AWS, the cloud division of Amazon, just announced the next generation of its ARM processors, the Graviton2. This is a custom chip design with a 7nm architecture. It is based on 64-bit ARM Neoverse cores.
Compared to first-generation Graviton processors (A1), today’s new chips should deliver up to 7x the performance of A1 instances in some cases. Floating point performance is now twice as fast. There are additional memory channels and cache speed memory access should be much faster.
The company is working on three types of Graviton2 EC2 instances that should be available soon. Instances with a “g” suffix are powered by Graviton2 chips. If they have a “d” suffix, it also means that they have NVMe local storage.
There will be:
- General-purpose instances (M6g and M6gd)
- Compute-optimized instances (C6g and C6gd)
- Memory-optimized instances (R6g and R6gd)
You can choose instances with up to 64 vCPUs, 512 GiB of memory and 25 Gbps networking.
And you can see that ARM-powered servers are not just a fad. AWS already promises a 40% better price/performance ratio with ARM-based instances when you compare them with x86-based instances.

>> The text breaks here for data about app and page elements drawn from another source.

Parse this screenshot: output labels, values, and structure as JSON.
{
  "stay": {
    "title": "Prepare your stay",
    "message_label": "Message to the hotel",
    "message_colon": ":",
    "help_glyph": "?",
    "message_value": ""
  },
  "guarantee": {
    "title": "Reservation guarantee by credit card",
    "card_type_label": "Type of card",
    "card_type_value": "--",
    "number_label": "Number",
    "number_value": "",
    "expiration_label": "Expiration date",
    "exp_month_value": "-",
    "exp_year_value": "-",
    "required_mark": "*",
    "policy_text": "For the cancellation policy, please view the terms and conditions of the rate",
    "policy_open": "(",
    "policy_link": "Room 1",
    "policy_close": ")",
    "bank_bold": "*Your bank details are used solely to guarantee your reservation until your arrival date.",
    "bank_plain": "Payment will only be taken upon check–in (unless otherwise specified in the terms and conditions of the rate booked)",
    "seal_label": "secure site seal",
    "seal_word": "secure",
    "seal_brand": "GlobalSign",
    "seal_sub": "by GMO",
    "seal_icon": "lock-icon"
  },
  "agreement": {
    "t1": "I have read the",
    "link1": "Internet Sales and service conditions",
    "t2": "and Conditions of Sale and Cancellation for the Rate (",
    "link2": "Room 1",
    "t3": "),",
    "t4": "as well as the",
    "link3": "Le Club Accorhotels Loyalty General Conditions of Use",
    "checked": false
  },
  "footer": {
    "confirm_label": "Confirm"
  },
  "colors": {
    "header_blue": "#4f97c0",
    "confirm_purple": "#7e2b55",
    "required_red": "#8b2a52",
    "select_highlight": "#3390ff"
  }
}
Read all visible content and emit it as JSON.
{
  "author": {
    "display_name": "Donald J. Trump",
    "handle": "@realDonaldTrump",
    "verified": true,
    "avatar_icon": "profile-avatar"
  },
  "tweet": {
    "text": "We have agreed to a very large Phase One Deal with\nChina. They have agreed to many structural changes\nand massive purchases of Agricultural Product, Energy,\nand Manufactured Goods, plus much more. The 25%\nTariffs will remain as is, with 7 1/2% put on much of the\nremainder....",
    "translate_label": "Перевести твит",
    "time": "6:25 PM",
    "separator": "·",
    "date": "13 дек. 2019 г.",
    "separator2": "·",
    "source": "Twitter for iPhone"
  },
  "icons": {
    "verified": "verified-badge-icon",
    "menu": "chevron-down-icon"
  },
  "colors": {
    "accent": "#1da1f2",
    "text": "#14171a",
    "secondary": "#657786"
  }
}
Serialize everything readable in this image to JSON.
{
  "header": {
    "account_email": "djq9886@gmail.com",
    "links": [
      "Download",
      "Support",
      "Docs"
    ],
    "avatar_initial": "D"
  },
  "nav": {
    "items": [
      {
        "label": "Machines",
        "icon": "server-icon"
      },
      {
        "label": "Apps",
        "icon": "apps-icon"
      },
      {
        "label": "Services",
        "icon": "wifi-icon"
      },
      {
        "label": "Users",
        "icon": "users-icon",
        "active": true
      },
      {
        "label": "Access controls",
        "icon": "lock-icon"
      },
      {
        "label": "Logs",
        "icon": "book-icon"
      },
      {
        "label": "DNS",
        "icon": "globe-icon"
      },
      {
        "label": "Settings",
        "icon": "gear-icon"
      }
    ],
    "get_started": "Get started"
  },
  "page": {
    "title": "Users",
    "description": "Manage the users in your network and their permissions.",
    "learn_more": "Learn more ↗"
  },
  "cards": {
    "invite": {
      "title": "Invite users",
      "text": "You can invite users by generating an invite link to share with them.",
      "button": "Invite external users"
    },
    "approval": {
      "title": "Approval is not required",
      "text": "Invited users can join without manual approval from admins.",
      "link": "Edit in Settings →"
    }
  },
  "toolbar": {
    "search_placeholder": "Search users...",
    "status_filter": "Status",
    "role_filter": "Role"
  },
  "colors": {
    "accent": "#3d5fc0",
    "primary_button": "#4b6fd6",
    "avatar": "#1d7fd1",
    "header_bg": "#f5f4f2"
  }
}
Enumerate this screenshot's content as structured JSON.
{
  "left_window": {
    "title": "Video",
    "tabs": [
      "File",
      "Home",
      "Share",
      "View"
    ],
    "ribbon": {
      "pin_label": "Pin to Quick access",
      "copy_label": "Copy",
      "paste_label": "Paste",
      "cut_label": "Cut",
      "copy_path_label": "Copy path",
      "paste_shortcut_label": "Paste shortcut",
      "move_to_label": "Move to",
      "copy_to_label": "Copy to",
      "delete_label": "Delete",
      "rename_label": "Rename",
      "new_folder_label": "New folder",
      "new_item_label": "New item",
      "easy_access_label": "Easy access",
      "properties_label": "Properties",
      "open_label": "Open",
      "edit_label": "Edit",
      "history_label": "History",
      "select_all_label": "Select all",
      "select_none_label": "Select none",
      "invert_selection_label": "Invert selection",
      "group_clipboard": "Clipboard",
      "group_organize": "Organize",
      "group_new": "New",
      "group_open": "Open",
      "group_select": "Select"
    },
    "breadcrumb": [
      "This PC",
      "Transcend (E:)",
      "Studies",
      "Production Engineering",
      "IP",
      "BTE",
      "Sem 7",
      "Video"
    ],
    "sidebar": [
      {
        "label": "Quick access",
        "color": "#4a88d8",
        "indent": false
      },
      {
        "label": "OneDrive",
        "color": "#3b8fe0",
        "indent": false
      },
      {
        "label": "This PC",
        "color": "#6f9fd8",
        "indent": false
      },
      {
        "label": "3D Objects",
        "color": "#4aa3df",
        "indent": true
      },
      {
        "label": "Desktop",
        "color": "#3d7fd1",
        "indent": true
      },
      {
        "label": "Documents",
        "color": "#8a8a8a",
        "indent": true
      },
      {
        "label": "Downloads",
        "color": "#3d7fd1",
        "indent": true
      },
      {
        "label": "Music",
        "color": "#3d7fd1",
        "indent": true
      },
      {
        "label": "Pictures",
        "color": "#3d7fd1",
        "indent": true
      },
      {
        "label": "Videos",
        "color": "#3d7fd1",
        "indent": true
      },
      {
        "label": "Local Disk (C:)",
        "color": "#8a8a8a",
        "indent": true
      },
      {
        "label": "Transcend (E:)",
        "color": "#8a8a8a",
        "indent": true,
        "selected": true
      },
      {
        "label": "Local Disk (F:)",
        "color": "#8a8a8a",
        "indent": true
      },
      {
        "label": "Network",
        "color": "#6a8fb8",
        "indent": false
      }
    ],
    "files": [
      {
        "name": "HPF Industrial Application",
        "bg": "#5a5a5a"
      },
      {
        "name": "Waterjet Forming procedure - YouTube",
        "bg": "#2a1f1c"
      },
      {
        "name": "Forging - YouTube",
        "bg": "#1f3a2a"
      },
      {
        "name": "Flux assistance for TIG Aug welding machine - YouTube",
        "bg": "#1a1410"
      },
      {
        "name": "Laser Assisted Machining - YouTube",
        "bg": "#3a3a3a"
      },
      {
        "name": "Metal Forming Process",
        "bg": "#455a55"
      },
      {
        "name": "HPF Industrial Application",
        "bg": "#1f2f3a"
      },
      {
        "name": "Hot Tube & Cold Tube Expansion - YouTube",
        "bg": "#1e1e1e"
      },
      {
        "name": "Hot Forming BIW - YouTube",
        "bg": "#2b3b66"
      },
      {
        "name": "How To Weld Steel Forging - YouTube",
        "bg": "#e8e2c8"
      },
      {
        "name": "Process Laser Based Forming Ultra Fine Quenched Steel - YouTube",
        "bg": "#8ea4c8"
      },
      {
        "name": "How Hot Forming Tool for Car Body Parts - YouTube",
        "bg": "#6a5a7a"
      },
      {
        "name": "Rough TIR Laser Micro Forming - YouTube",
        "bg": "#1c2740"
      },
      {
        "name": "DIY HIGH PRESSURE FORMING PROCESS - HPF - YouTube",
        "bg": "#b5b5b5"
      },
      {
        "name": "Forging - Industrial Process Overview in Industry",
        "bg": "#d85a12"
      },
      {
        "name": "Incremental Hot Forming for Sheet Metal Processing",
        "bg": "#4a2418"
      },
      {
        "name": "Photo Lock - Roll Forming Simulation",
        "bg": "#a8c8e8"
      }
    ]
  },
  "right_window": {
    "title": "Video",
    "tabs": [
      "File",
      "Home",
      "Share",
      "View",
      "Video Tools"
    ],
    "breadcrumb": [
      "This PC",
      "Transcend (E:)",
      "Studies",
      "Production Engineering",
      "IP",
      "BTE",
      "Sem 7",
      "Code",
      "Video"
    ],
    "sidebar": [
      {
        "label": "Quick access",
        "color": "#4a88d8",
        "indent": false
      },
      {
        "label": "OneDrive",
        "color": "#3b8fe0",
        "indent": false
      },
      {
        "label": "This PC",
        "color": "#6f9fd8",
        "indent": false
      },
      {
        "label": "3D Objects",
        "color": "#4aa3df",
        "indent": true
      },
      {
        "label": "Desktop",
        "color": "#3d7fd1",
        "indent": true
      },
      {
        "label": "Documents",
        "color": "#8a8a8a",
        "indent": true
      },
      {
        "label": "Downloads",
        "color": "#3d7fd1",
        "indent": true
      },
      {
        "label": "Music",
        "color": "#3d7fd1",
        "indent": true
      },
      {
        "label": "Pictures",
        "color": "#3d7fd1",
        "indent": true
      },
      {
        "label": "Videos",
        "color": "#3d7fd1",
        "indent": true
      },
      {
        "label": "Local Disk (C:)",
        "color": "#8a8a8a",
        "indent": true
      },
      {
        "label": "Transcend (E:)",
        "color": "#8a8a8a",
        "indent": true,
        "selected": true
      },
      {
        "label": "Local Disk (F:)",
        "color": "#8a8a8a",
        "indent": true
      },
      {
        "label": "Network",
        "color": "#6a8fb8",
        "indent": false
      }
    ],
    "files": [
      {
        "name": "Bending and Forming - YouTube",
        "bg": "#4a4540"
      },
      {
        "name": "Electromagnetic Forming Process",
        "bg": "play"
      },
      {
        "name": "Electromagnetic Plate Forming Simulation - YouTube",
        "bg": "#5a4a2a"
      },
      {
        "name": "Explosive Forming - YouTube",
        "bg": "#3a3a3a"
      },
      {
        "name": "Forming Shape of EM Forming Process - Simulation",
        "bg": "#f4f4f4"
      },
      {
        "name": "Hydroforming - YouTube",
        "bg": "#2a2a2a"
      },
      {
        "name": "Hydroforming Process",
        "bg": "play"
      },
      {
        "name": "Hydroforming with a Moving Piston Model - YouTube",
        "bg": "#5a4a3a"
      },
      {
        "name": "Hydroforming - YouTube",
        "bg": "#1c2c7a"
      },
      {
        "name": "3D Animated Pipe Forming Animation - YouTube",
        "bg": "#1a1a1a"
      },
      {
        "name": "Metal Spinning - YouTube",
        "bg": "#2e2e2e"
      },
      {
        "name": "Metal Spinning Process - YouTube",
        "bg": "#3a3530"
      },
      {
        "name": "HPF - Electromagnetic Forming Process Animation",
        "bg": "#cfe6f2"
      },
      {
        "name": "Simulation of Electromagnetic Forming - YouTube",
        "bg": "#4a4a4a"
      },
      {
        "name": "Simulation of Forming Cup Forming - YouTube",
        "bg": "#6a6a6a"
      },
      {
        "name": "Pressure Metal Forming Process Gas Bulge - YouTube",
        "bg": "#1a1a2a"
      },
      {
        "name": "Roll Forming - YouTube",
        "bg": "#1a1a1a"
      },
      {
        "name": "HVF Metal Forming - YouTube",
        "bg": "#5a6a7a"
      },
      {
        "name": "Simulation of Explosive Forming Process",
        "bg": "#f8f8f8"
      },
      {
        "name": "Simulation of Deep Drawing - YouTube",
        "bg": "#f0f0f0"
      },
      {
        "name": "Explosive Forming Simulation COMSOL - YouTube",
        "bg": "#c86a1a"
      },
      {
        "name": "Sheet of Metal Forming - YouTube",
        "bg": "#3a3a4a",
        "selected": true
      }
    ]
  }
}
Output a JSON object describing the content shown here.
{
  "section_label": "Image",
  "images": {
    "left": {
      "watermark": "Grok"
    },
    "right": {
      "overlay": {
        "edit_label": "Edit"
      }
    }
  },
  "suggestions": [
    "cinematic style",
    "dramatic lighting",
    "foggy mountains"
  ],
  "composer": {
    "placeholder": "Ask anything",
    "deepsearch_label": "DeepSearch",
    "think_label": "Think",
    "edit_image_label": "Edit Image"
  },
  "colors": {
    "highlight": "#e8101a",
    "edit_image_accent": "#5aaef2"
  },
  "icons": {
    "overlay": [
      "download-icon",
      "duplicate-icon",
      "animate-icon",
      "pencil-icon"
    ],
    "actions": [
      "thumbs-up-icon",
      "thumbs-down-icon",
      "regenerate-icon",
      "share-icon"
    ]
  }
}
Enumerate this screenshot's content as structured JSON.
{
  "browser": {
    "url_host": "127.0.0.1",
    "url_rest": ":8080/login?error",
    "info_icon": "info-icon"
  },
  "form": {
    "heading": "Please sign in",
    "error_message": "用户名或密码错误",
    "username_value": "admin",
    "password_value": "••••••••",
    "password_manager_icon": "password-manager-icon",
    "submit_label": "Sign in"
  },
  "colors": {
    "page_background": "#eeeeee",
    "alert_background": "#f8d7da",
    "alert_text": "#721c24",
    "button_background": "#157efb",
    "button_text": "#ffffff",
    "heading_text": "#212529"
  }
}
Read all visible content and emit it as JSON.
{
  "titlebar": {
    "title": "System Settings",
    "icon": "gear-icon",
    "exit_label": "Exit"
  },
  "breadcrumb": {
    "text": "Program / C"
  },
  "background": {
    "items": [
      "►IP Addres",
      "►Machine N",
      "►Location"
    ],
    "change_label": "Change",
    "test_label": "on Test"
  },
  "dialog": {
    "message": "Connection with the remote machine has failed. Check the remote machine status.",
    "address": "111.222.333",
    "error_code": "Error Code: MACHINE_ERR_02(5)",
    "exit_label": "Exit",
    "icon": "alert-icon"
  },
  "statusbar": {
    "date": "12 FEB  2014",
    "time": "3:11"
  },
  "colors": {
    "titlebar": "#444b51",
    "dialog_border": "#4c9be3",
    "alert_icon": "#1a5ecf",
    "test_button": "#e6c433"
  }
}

AWS has been working with operating system vendors and independent software vendors to help them release software that runs on ARM. ARM-based EC2 instances support Amazon Linux 2, Ubuntu, Red Hat, SUSE, Fedora, Debian and FreeBSD. It also works with multiple container services (Docker, Amazon ECS, and Amazon Elastic Kubernetes Service).